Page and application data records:
"""

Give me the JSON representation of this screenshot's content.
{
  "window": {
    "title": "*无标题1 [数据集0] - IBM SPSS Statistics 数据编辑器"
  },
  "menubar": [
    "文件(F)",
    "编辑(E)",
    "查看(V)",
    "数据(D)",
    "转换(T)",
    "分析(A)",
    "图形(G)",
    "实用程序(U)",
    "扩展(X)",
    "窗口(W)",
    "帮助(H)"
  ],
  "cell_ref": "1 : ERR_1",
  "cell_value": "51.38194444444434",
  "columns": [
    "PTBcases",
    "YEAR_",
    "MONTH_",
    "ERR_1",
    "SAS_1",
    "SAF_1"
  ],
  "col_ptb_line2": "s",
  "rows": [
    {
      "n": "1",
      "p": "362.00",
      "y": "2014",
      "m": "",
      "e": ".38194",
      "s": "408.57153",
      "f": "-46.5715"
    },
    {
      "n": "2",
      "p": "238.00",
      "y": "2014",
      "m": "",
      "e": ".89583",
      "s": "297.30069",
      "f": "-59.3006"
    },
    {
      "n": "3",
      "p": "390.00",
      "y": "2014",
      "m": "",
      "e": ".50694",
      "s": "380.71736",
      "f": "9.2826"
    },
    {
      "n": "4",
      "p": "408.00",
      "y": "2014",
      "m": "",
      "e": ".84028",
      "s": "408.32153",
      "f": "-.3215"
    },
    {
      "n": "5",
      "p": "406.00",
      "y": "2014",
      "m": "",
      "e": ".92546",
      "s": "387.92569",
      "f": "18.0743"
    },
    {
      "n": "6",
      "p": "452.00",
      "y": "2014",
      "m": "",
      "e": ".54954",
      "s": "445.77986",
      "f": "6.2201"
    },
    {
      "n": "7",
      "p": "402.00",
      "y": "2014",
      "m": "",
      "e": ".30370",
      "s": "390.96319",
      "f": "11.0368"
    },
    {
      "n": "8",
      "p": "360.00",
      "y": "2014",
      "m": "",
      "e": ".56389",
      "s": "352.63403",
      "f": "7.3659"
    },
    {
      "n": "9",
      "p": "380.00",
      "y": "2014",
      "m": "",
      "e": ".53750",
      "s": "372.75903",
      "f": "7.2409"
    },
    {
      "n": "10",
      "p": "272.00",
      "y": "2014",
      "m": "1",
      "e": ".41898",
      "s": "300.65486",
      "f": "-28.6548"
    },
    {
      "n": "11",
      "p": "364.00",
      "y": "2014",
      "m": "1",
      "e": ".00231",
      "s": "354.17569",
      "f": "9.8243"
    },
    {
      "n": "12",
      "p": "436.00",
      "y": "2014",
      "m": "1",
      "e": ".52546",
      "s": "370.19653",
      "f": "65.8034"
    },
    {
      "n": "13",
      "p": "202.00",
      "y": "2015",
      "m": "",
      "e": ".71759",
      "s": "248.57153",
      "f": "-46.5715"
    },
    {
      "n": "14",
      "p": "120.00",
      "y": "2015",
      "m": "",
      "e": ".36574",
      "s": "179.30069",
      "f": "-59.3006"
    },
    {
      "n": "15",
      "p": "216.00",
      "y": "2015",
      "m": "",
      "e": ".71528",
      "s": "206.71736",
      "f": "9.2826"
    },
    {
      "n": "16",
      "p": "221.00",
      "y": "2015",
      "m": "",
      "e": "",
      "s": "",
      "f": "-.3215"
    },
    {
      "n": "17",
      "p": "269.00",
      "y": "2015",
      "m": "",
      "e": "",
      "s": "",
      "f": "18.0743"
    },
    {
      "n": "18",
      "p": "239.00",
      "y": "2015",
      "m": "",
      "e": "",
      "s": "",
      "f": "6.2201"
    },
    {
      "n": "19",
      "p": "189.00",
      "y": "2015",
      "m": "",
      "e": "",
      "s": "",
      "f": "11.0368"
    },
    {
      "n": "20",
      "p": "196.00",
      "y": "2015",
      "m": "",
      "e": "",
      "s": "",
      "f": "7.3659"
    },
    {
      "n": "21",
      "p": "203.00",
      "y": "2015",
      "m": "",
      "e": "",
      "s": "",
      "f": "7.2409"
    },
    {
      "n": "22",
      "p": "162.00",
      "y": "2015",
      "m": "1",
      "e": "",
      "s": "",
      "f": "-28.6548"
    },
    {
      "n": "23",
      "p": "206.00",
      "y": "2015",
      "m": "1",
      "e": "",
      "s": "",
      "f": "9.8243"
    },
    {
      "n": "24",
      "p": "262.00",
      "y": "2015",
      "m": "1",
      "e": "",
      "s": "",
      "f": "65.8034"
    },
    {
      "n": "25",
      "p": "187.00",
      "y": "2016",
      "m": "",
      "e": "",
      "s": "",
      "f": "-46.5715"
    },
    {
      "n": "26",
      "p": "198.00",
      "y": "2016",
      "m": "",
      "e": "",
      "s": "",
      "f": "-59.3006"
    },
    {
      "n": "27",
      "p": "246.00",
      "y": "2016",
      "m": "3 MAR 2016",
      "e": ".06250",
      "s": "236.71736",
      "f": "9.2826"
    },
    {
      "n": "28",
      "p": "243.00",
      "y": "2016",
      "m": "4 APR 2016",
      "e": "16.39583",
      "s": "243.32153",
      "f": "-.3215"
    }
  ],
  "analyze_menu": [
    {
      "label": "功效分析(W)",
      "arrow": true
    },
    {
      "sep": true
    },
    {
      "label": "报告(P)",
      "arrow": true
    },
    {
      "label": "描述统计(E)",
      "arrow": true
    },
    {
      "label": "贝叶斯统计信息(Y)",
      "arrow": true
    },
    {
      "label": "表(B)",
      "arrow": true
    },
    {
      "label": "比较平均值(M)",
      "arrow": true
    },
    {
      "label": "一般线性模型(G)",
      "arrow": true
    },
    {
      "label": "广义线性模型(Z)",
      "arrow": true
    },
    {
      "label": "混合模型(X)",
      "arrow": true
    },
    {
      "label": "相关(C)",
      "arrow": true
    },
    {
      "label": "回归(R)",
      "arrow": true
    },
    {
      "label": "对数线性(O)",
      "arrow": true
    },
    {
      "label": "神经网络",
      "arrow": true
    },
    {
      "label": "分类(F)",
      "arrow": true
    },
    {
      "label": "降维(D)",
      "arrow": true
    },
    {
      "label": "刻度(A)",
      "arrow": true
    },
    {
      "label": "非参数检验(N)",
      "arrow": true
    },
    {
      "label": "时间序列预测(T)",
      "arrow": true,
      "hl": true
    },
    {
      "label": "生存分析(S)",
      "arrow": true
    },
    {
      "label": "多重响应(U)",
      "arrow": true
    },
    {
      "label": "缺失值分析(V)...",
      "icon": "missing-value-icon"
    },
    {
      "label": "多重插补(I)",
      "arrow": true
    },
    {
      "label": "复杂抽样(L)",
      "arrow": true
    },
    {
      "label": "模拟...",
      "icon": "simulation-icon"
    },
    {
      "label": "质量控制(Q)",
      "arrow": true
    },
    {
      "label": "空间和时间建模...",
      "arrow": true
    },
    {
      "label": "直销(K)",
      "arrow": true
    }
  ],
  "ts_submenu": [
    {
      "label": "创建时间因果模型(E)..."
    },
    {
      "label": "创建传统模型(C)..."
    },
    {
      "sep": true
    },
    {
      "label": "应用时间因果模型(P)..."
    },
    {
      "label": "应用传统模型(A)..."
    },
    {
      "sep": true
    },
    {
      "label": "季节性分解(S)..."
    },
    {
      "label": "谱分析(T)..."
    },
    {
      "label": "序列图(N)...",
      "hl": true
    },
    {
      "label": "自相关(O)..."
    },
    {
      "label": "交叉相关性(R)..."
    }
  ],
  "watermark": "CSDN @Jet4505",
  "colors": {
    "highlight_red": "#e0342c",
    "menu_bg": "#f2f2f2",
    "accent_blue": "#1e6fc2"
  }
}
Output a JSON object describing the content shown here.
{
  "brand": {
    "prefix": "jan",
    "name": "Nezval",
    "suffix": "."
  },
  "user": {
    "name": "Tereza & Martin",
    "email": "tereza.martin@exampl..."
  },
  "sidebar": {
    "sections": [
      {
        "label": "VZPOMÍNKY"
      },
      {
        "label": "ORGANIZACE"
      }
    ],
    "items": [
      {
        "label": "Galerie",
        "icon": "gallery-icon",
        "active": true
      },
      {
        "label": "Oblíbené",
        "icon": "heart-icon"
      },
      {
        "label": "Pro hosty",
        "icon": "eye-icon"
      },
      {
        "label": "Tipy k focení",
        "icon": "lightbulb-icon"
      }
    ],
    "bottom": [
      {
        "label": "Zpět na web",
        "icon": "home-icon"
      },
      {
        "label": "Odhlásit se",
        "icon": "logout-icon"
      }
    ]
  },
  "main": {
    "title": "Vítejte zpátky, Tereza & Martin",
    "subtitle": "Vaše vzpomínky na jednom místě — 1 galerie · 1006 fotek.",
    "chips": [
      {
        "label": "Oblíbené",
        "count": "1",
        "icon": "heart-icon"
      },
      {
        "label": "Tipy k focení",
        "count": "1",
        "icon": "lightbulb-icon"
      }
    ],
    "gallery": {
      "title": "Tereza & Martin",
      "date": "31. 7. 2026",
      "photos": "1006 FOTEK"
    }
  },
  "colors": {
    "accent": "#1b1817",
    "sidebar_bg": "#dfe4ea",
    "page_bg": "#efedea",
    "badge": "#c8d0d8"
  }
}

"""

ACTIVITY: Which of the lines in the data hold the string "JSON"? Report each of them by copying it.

EXERCISE RESULT:
Give me the JSON representation of this screenshot's content.
Output a JSON object describing the content shown here.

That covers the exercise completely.